*RECORD EXCERPTS*.
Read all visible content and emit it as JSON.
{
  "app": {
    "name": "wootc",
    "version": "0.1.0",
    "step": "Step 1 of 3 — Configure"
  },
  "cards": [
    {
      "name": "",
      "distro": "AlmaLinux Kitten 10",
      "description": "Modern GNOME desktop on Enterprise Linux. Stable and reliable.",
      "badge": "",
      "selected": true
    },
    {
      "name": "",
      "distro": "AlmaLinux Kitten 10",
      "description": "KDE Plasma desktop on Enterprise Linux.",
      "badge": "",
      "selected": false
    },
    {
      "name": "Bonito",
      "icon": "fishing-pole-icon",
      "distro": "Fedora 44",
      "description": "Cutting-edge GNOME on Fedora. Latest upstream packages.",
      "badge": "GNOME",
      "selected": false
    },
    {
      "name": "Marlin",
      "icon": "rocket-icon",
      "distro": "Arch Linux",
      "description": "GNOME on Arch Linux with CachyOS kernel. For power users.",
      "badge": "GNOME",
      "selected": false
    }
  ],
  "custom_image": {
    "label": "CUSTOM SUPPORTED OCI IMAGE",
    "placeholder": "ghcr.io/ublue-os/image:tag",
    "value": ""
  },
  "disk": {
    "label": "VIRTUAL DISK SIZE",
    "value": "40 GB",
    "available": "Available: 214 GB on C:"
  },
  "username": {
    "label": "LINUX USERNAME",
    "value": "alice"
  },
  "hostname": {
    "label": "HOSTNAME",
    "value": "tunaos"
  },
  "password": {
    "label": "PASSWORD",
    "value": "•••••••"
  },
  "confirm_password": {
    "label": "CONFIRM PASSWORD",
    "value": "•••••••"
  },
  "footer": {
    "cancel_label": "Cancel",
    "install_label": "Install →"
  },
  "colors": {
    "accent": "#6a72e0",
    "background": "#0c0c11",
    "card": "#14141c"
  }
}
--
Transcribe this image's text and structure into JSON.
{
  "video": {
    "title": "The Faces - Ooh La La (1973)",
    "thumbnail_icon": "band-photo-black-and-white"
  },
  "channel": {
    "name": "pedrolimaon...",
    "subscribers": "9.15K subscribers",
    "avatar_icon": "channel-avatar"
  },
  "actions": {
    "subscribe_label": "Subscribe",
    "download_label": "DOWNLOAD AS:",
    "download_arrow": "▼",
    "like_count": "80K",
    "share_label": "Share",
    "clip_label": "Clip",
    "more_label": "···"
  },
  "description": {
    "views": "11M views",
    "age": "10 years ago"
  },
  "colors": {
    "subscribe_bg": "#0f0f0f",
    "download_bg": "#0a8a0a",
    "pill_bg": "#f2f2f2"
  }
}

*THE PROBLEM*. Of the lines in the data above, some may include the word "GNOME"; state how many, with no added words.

*EXERCISE RESPONSE*. 5